Problem statement → Look through the records that follow and state how many lines hold the word "luke", without adding anything.

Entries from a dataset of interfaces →
• • • • •
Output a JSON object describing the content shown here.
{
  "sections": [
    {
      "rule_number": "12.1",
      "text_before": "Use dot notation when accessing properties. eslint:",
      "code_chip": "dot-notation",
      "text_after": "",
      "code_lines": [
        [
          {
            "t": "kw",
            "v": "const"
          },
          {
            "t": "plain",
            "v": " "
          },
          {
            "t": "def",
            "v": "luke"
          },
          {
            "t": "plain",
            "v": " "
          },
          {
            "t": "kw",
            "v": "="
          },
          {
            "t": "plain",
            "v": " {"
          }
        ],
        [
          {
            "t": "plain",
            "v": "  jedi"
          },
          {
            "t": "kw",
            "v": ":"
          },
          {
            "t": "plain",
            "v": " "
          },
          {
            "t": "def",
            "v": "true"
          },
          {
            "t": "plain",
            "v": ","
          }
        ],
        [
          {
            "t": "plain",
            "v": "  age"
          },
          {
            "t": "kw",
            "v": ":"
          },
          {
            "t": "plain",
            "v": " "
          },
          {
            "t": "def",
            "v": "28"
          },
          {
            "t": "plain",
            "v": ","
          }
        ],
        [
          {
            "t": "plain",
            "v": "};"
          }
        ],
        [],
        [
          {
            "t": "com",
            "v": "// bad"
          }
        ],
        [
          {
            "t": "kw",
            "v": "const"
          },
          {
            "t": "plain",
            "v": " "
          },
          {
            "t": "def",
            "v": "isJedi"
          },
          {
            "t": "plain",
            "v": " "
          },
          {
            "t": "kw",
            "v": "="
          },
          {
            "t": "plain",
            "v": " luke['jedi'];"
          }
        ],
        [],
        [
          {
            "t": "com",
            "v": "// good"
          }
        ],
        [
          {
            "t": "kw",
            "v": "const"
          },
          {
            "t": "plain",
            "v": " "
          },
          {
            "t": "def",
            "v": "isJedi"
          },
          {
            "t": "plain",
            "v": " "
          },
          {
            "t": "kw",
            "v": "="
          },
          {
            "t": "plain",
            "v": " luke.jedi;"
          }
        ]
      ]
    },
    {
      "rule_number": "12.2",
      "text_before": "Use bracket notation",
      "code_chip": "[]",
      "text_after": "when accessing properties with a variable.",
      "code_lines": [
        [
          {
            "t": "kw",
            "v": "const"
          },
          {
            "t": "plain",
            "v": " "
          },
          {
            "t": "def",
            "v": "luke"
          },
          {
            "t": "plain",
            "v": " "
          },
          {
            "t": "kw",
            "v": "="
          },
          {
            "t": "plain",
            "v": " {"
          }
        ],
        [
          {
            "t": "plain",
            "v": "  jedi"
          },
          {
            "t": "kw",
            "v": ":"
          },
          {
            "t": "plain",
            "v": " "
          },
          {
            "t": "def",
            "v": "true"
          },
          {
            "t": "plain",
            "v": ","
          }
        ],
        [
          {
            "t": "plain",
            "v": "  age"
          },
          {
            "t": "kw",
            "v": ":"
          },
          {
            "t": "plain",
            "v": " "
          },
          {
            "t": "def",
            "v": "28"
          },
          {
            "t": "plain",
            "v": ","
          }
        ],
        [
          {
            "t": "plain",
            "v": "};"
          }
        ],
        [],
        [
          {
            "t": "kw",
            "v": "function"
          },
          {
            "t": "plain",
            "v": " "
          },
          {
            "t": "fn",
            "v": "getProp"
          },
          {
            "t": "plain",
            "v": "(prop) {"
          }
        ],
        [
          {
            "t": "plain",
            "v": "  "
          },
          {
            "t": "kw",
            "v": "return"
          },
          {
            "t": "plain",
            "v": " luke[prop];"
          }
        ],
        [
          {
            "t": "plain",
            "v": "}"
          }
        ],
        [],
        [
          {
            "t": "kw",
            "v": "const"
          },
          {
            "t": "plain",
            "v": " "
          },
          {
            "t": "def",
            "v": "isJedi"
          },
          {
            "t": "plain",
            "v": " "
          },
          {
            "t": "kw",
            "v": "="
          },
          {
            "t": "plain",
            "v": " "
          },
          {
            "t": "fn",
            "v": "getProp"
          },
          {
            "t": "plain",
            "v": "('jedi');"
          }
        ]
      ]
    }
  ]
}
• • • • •
Written reply → 5